"This certainly will be a wake-up call for Europe and the world that there are consequences to an escalating conflict in eastern Ukraine; that it is not going to be localized, it is not going to be contained," Obama told reporters on Friday.
Obama spoke by phone later with German Chancellor Angela Merkel, British Prime Minister David Cameron and Australian Prime Minister Tony Abbott. The White House said they discussed Ukraine and the downed jet and the need for an unimpeded international investigation into what happened.
Malaysian Transport Minister Liow Tiong Lai said on Saturday he would fly to the Ukraine capital of Kiev to ensure an investigating team gets safe access to the site. Before setting off, he said it would be "inhumane" not to have access, but said Moscow was trying to help: "They are trying their level best to assist Malaysia to ensure we have a safe site," Liow said.
Defence Minister and former transport minister Hishammuddin Hussein said a priority was to ensure debris was not tampered with.
"We want to get to the bottom of this," he added, saying that Malaysia had been in touch with officials in Russia, Ukraine, the United States, Britain and China.
"We do not have a position until the facts have been verified, whether the plane was really brought down, how it was brought down, who brought it down," he said.
International observers said gunmen stopped them examining the site properly when they got there on Friday. More than half of the victims were Dutch in what has become a pivotal incident in deteriorating relations between Russia and the West.
Obama ruled out military intervention.
Russia, which Obama said was letting the rebels bring in weapons, has expressed anger at implications it was to blame, saying people should not prejudge the outcome of an inquiry.
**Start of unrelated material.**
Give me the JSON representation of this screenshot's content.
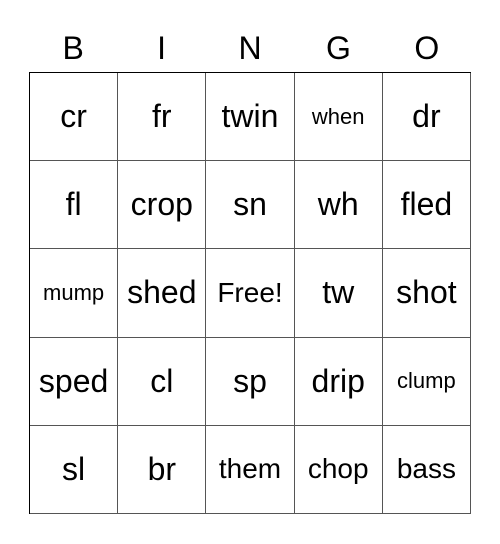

The rebels have said Ukrainian government forces downed the plane.
The United Nations said 80 children were aboard. The deadliest attack on a commercial airliner, follows the disappearance of flight MH370 in March with 239 passengers.
Makeshift white flags marked where bodies lay in corn fields and among the debris. Others, stripped bare by the force of the crash, had been covered by polythene sheeting weighed down by stones, one marked with a flower in remembrance.
One pensioner said a woman smashed though her roof. "There was a howling noise and everything started to rattle. Then objects started falling out of the sky," said Irina Tipunova, 65. "And then I heard a roar and she landed in the kitchen."
The scale of the disaster could prove a turning point for international pressure to resolve the crisis in Ukraine, which has killed hundreds since pro-Western protests toppled the Moscow-backed president in Kiev in February and Russia annexed the Crimea peninsula a month later.
"This outrageous event underscores that it is time for peace and security to be restored in Ukraine," Obama said, adding that Russia had failed to use its influence to curb rebel violence.
While the West has imposed sanctions on Russia over Ukraine, the United States has been more aggressive than the European Union. Analysts say the response of Germany and other EU powers to the incident - possibly imposing more sanctions - could be crucial in deciding the next phase of the standoff with Moscow.
Some commentators even recalled Germany's sinking of the Atlantic liner Lusitania in 1915, which helped push the United States into World War One, but outrage in the West at Thursday's carnage is not seen as leading to military intervention.
The U.N. Security Council called for a "full, thorough and independent international investigation" into the downing of the plane and "appropriate accountability" for those responsible.
German Chancellor Angela Merkel said it was too early to decide on further sanctions before it was known exactly what had happened to the plane. Britain took a similar line but later echoed Obama in pointing the finger at the separatists.
Kiev and Moscow immediately blamed each other for the disaster, triggering a new phase in their propaganda war.